> [WORK TASK]
If a line in the listing below includes the word "Generator", pick it out.

> [DATA LISTING]
━━━━━━━━━━━━━━━━
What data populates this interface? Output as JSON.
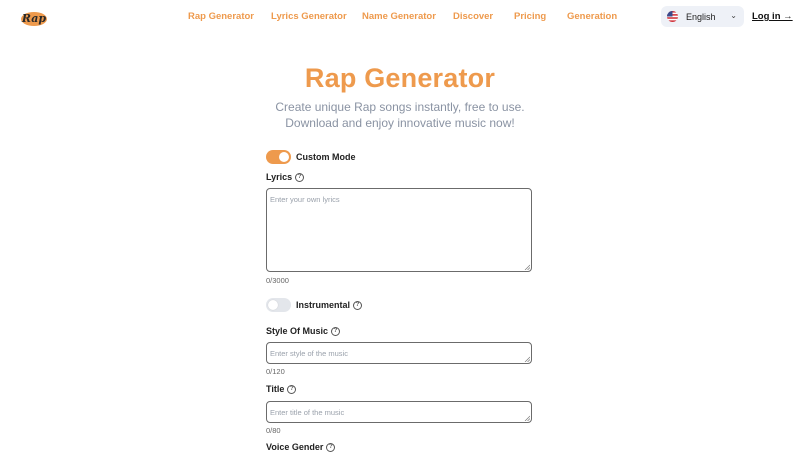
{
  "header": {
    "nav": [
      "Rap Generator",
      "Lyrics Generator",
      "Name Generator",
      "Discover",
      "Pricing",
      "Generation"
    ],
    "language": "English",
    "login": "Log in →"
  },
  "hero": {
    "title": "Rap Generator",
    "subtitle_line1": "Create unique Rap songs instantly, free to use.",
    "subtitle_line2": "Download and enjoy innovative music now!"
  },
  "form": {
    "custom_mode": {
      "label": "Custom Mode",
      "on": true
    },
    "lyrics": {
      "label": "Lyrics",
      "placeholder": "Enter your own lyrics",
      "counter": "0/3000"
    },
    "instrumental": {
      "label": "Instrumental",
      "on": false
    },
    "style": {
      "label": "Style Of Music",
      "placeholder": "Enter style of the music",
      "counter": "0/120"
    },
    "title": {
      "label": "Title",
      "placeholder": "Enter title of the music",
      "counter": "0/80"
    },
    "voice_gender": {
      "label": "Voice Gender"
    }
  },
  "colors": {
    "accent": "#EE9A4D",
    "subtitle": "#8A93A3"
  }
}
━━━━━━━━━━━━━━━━
> [RESULT FOR THIS TASK]
      "Rap Generator",
      "Lyrics Generator",
      "Name Generator",
    "title": "Rap Generator",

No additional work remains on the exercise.